This is a critical question and I'm so glad someone asked. I've been wrestling with this question myself. Sometimes, I go with the "wired for story" idea of Lisa Cron, the 7 steps from ordinary world through to new ordinary world, where the character changes through the arc of the story. But there are times when I rebel against this because I'm tired of reading stories that follow the same pattern all the time. Like a Hollywood movie, there's a "sameness" about them. And I don't want that "sameness." It reminds me of the automobile (I lived in the Detroit-Windsor Metro area for 40 years). Back in the 1950s and into the 1960s, automobiles were distinct. They had fins or they had a unique shape, a T-bird, a Lotus, a Chevy Bel Air, a Ford Maverick. Then the engineering world learned about aerodynamics and now, they're all the same shape. I thought we'd lost something, although we gained fuel efficiency, which isn't to be sneezed at. So it is with stories. If we follow the 7 steps in all our stories, what makes them unique? And I don't buy the answer that it's the "characters." That's one element. There are many more. So I've picked up Sam Shepard's stories (recommended in the question) to reread in search of some answers. Thanks.
So many different readers, and that's a good thing. When I begin a work of short fiction, I don't have any expectations...unless a friend gave me a brief "You gotta read this because..." A short story either moves me, or it doesn't. The characters can change, or as Mary G pointed out, refuse to change.

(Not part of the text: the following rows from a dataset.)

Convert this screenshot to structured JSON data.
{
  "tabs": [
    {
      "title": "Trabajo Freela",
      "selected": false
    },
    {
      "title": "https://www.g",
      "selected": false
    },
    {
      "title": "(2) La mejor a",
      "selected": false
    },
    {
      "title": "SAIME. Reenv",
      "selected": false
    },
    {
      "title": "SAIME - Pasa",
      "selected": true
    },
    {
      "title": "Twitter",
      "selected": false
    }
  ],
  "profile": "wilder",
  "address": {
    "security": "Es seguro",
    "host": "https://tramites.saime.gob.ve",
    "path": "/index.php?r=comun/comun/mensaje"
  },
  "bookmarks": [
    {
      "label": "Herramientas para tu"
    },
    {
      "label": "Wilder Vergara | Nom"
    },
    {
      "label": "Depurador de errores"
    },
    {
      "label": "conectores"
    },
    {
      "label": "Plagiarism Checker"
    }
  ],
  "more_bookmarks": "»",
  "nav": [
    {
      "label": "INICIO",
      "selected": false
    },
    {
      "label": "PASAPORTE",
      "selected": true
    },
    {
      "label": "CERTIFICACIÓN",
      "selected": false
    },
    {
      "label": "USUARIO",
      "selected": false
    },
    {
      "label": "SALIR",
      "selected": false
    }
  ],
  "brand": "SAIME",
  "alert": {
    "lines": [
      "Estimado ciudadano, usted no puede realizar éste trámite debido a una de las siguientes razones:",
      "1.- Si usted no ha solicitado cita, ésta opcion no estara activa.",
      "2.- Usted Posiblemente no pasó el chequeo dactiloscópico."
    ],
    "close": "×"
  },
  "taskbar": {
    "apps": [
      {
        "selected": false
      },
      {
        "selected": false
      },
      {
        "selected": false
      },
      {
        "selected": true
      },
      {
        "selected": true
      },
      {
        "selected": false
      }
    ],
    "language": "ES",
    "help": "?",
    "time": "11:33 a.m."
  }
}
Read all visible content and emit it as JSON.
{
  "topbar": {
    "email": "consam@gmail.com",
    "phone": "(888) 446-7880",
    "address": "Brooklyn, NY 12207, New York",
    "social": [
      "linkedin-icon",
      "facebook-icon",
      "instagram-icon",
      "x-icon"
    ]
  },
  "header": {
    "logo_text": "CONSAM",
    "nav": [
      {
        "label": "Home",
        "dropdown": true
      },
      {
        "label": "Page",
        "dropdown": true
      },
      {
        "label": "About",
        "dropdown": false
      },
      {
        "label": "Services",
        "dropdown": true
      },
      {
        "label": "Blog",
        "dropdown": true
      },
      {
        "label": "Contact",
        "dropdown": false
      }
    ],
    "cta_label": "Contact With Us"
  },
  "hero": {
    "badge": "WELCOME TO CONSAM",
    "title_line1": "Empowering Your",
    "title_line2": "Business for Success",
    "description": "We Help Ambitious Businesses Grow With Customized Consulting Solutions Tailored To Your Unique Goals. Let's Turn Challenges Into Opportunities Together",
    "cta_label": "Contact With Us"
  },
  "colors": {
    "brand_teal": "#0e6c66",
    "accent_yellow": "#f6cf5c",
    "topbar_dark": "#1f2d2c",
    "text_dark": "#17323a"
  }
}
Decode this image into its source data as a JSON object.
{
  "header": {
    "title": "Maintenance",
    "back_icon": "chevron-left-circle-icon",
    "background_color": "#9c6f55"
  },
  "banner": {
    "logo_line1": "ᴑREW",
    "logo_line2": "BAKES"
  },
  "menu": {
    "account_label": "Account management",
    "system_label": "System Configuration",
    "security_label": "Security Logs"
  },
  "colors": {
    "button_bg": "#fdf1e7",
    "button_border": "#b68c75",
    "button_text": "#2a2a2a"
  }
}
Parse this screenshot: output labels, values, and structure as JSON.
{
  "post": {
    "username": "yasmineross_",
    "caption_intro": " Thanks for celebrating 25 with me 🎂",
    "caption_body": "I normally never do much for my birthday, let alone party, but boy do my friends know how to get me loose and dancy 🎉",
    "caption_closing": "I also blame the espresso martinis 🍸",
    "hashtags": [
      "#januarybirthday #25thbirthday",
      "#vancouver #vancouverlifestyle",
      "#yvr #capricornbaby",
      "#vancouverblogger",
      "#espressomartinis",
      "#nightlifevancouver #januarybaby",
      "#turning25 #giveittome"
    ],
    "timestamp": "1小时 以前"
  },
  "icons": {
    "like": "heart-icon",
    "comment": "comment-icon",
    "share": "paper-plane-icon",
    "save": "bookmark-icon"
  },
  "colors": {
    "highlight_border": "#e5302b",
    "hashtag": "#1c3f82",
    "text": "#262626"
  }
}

Both can be interesting. The only thing that thrills me is a surprise of some kind, could be even the fact that the writer thought about such a specific thing and brought it to life to build a character, or written from a point of view that's brand new to me.
I have an optimistic answer and a pessimistic one. The optimistic answer is that the piece was missing something that, for *that* editor, would qualify it as a "story." No one editor has a monopoly on that definition. And I think it's encouraging that the advice included "Make it one"--though unfortunate that no criteria were included. :) But since the OP acknowledges that the piece is missing some slices, that's a good instinct with which to move forward on a rewrite. Best of luck on that!
The pessimistic answer is that Shepard's pieces got published because . . . he was Sam Shepard. :/
Can I read it?
Can I believe it?
Do I care?
Do I still care when I've finished?
If yes, it's a story, and likely a very good one. Poet Philip Larkin's criteria as judge of the 1977 Booker Prize. No diagnostics, just common sense.
Well, since it was my question, I can say, first: thanks! And second that it was really helpful, and I damn well agree with everything you said! I will revise (or not) according to your concise list.
This is a question that is ever-present for me. I’ve always loved Lydia Davis’ writing precisely because it seems to say « this too, is a story. »